Shortly after I moved to southcentral Pennsylvania I became fascinated with the large Drake (brown, yellow, and green) and Hexagenia mayflies that I found on many of the region’s trout and bass rivers. I was impressed with the sheer numbers of these insects and the fact that the area’s fish refused my large Wulff and deer-hair-winged patterns that worked on my previous home waters in northern New York.
Many of southcentral Pennsylvania’s waters are calmer and smoother than those in northern New York—the Ausable River, for example—and the fish get a good look at an insect as it drifts overhead. The fish see a detailed profile, one that impressionistic attractor Wulff-style patterns don’t provide.
At first, I modified my “New York” patterns, but the fish weren’t interested. I needed a dry fly with better definition, a general pattern that could represent the dominant characteristic of the large mayflies—the abdomen. This quickly led to a variety of extended-body patterns, which I had read about but never had the need to learn to tie.

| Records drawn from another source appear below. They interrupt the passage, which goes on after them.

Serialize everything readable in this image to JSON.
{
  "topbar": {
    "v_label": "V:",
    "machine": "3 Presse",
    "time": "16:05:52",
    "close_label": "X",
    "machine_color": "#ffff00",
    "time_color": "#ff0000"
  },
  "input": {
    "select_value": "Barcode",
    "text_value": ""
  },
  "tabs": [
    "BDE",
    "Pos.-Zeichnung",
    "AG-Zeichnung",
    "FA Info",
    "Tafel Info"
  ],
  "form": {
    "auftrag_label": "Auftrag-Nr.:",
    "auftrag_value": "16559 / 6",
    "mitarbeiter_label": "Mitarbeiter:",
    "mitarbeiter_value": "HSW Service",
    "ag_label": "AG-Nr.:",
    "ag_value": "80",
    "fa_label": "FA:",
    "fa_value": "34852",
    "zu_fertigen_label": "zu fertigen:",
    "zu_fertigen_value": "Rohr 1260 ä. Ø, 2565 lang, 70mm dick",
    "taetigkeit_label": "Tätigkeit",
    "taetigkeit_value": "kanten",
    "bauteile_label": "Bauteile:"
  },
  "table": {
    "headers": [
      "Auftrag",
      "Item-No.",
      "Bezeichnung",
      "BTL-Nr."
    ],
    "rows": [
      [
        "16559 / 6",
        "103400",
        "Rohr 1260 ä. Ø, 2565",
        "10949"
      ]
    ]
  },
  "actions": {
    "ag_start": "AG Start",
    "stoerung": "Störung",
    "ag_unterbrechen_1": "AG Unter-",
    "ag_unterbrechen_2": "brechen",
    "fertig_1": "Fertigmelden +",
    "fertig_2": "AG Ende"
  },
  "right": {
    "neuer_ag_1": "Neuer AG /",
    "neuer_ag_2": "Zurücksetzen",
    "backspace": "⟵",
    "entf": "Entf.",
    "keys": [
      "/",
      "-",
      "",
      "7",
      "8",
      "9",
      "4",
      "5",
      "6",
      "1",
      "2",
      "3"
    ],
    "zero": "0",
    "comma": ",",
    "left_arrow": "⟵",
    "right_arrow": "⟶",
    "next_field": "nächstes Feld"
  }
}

Most of the established extended-body patterns appeared complicated and didn’t appeal to me for one reason or another. They either didn’t float, cast, or feel the way I wanted. So I tried various methods of tying extended-body flies until I found one that worked.
The pattern I settled on uses some of the best qualities of my Catskill-style flies—the wings and the hackle—tied in front of an extended single- or multiple-colored deer-hair body. The fly sits deep in the surface film, giving the fish a good look at the realistic fly body, but still floats well because of the Catskill-style front end. It’s a compromised blend of the fully-developed dun and the emerger.

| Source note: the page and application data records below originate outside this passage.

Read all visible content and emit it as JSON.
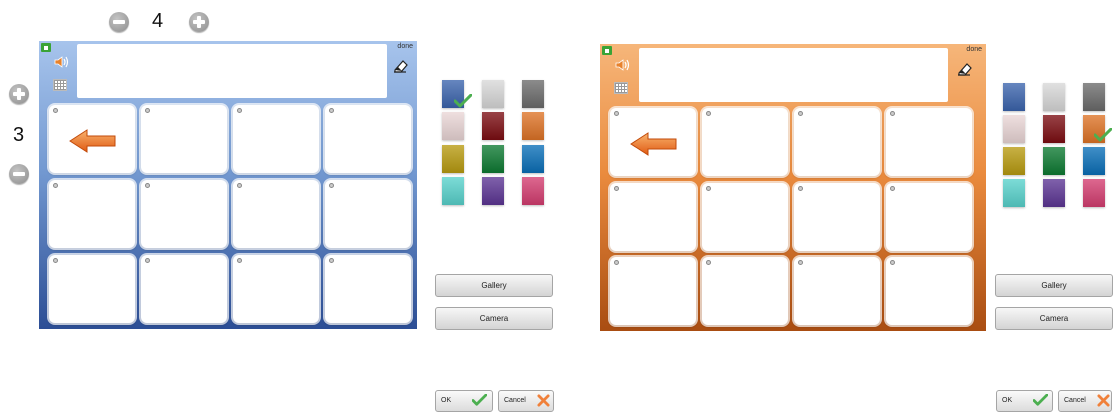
{
  "grid": {
    "columns": "4",
    "rows": "3"
  },
  "panels": [
    {
      "theme": "blue",
      "done_label": "done"
    },
    {
      "theme": "orange",
      "done_label": "done"
    }
  ],
  "colors": {
    "swatches": [
      "#3b64ad",
      "#d8d8d8",
      "#6b6b6b",
      "#ead6d6",
      "#7c0d12",
      "#de7326",
      "#b89b10",
      "#0d7a32",
      "#0a6fb8",
      "#58d2cc",
      "#5c3594",
      "#d43d70"
    ],
    "selected_left": "#3b64ad",
    "selected_right": "#de7326",
    "check": "#4caf50",
    "cancel_x": "#f0803a"
  },
  "icons": [
    "home-icon",
    "speaker-icon",
    "keyboard-icon",
    "eraser-icon",
    "arrow-left-icon",
    "plus-icon",
    "minus-icon",
    "check-icon",
    "close-icon"
  ],
  "buttons": {
    "gallery": "Gallery",
    "camera": "Camera",
    "ok": "OK",
    "cancel": "Cancel"
  }
}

It takes from 10 to 12 minutes to tie one fly, but when tied right, it holds its shape even after catching several fish. I developed six different extended-body flies to match the naturals I found in the area’s water. I’m sure this tying style can be used to imitate other naturals.×

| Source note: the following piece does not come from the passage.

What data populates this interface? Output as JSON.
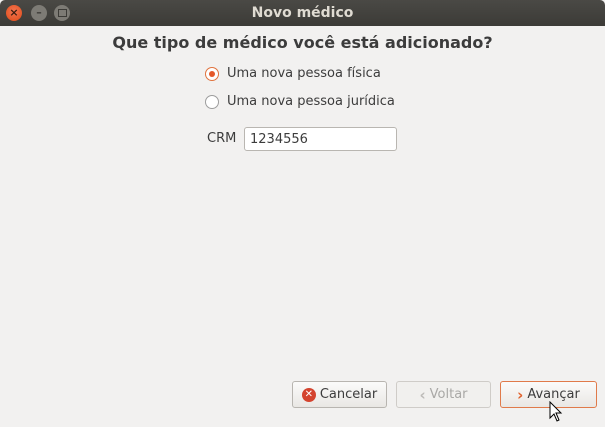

Improving Your Skills
For the rest of the fly, I employ typical Catskill-style wings made of duck flank feathers and hackles. The insects have large wings, and the pattern’s wings should be longer than the conventional 3/4 length of the hook shank and have more bulk. I use two flank feathers for each set of wings to make them more pronounced. The longer, heavier wings are more than offset by the extended body, so the balance of the fly is not compromised.
Dub the front half of the hook shank with a dubbing that matches the color of the body (bottom color). The dubbing makes the diameter of the front half match more closely the diameter of the extended body.
To make the wings, strip away the fuzzy material at the bottom of the feather and cut the center stem out of the tip of the feather. Lay the two feathers over each other with their tips evenly aligned (concaved). Fold the feathers in half. The length of the wings should be a little longer than the entire hook shank. Secure the feathers in the center of the dubbed area on the front half of the hook. Add a little more dubbing in front of the wings to stand them up. Use your right thumbnail to press the wing bundle back over the dubbing and body. If done right, the body will separate the feather bundle into wings of equal size.
Use the tying thread to separate the wings with figure-eight wraps and then post each wing separately. By doing so, the wings can be left standing upright in a classical dun position, or you can easily reposition them onstream to a flat, spent-spinner angle.
Tie the hackles in behind the wings and wrap forward in a typical Catskill manner. Tie off the hackles and form a neat tapered head. Whip-finish and apply Flexament to the head.
Craig Hull works at the Three Mile Island nuclear power plant. He lives in Camp Hill, Pennsylvania.